Customer Focus

By Tim Connor, Rodeo! Performance Group, Inc.

EThe smart leader, to build loyalty in customers and keep his or her business lively and growing over the long term, must have a plan for recovering from service errors. This article describes service recovery, the three crucial elements of such a plan, and why they make the it work.

Every business, every organization, every human, makes mistakes. It’s part of the human condition. It’s going to happen.

That has to be said first, because if your assumption is that you won’t make mistakes, you have to proceed on a wholly different premise, and it will be a premise built on the quicksand of fallacy. Now, we’re in a unique position as a nation because we have moved into the “Gotcha!” mode with our legal system and indeed in our popular thinking, which seeks to shift responsibility for mistakes onto whoever has the most money. But that will have to be addressed in another article.

So, if we make the assumption that your business is going to make mistakes, then we can move on to breaking mistakes down into one of two categories: product mistakes and service mistakes. Product mistakes are the most obvious, because if our product doesn’t do what it’s supposed to, there’s a problem. But product errors turn immediately into service mistakes because they require you to deal immediately with the customer who bought the product. So the plan here is to focus on service, and the method you have in place to properly deal with those issues. That’s called service recovery.

Service Recovery Must Have Goals

Think about it for a minute: what are the outcomes you want for a customer when an error has been made? This isn’t rocket science, business leader, because you are dealing with people. What do people want when there’s been an error made? Let’s break it down into pieces.

People Want You To Acknowledge There’s a Problem

This is first and foremost, because (especially in our present economy) people just spent hard-earned cash with you, they expected a certain product, and they feel they haven’t gotten it. So your plan has to be to get on the customer’s side. You and your staff have to agree with the customer that there’s a problem, and that it’s your #1 priority to get it right. If the customer hears that from your staff, there will be an immediate de-escalation in the whole interaction, and you will hear the customer calm down. People are “wired” in that they want to be heard when they have a problem, and if they feel heard – especially if your staff give immediate feedback that they have heard – it satisfies this inbuilt need.

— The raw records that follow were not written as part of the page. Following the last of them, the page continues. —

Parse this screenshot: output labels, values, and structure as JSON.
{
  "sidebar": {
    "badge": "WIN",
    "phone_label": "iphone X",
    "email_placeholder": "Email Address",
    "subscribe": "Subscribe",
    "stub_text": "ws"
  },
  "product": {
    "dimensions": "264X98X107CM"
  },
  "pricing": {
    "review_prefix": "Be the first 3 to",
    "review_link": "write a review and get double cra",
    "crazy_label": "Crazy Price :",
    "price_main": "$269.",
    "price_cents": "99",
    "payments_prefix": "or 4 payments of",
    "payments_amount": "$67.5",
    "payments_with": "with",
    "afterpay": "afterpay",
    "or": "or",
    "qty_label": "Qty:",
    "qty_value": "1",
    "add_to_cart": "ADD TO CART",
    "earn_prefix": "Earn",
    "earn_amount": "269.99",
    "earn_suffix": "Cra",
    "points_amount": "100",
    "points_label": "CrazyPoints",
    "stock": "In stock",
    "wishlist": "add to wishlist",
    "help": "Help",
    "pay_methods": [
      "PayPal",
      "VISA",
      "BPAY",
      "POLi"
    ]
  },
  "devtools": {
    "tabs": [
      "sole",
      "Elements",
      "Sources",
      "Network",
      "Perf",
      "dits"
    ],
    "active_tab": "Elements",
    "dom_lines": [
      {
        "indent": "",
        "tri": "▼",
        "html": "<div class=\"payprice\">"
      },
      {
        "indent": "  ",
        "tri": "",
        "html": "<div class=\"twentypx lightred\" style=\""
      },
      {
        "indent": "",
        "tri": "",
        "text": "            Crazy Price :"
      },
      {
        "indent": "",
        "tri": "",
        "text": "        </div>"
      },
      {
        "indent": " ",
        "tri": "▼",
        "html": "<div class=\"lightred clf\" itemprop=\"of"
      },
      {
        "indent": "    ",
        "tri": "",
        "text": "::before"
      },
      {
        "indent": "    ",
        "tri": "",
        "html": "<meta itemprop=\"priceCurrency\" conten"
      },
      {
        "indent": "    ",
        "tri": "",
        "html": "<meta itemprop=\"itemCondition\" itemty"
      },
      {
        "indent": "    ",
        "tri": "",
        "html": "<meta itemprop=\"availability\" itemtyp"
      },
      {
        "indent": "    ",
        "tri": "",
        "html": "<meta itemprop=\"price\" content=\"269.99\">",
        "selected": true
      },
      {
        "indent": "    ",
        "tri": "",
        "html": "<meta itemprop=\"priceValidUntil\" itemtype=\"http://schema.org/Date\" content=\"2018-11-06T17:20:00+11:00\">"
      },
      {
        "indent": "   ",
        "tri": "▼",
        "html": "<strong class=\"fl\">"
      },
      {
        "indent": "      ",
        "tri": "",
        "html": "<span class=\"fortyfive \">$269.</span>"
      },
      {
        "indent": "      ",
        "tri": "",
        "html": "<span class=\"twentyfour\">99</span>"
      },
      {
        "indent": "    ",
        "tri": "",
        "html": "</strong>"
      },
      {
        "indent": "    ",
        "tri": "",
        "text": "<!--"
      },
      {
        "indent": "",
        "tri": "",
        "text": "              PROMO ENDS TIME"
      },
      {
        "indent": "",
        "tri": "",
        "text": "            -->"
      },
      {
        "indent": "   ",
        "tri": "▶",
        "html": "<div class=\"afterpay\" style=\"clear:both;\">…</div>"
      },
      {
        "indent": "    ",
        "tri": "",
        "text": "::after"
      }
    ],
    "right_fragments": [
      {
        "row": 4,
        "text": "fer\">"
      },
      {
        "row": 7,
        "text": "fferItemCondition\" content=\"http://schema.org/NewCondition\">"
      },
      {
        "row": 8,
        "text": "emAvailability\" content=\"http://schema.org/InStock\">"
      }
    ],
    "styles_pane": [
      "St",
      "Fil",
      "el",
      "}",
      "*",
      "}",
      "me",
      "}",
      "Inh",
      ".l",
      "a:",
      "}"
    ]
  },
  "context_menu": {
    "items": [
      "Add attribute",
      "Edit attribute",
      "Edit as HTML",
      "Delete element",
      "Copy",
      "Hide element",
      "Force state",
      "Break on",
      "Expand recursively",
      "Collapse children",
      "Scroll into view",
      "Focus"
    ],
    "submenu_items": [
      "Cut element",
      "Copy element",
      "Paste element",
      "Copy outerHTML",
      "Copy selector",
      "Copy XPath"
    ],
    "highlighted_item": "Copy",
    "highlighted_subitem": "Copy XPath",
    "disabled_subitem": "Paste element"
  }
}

People Want A Product That Works

The second goal must be to provide the customer a product that works, because that’s what they expected when they purchased from you. So once your staff have communicated that they’ve heard, a working product has to be provided – and quickly. One of my favorite passages is from Tom Peter’s book Thriving On Chaos, in which he describes a situation within Coleman, the company that manufactures the well-known Coleman Stove. It seems there was a problem with the boilers cracking, and the service department showed up at the executive meeting with their report and the expectation that the team would have to settle down to a long meeting and discussion. Mr. Coleman, the owner, was there, and after about 30 seconds of listening he sat bolt upright in his chair: “’You mean we’ve got goods out there that aren’t working? Get ‘em back. Replace ‘em, and find out why, @#$%&!’ And that was the end of the meeting. There was no financial analysis. There was no legal analysis. There was no customer-relations analysis…The issue was the integrity of the product – which means there was no issue at all. We stand by it, and that’s that.” Page 86, Thriving on Chaos

If you, as the leader of your company, stand by your products in that way, and your staff know it and know that you mean it, they’ll be willing to meet the customer’s requirement for a product that works.

Now you have to include a plan to get the product quickly replaced, with a way for staff to do that. You also have to have a way to find the root cause and get it fixed. But the main thing is to meet the customer’s need, and that can be accomplished as part of your service recovery plan.

People Want To Continue The Relationship With Your Company

Why does your customer buy from you in the first place? Because you have something that they feel meets their needs. Sure it includes price, but in a much deeper sense – and over time in dealing with you – they want a relationship with a business they can depend on. Such a relationship is the foundation of customer loyalty, and it goes far beyond just satisfying the customer. Don’t believe it? Just look at those companies whose customers continue to be fiercely loyal to them: Federal Express, Lincoln Electric, Ritz Carlton. Every one has a plan to remedy mistakes that includes maintaining relationships at its very core.

The third part of your plan, then, has to include a method for continuing and strengthening the relationship with that customer. One way this can be done is with a follow up call to make sure that they’ve received the replacement (or the service that was needed to resolve the problem), and that they are satisfied with the result. Be honest and forthright with this interaction, make sure that the customer is 100% satisfied. When your staff do this, you will be on the path to building loyal customers, and it’s loyal customers who will keep your company in business for the long term.

Summary: Three Parts To Your Plan

So, as you develop your service recovery plan – and as you implement it with your staff – make sure that you have solid steps addressing each of the three key parts:

  • 1. Hear and agree that there is a problem
  • 2. Provide the replacement product quickly
  • 3. Follow up to verify 100% satisfaction

And there’s another benefit. Over time, those companies which maintain their integrity and their relationships with their customers can have a higher price for their products, because their customers feel that that company “is worth it”. Do you want your organization to be a company like one of those?

Start your service recovery plan to accomplish that today.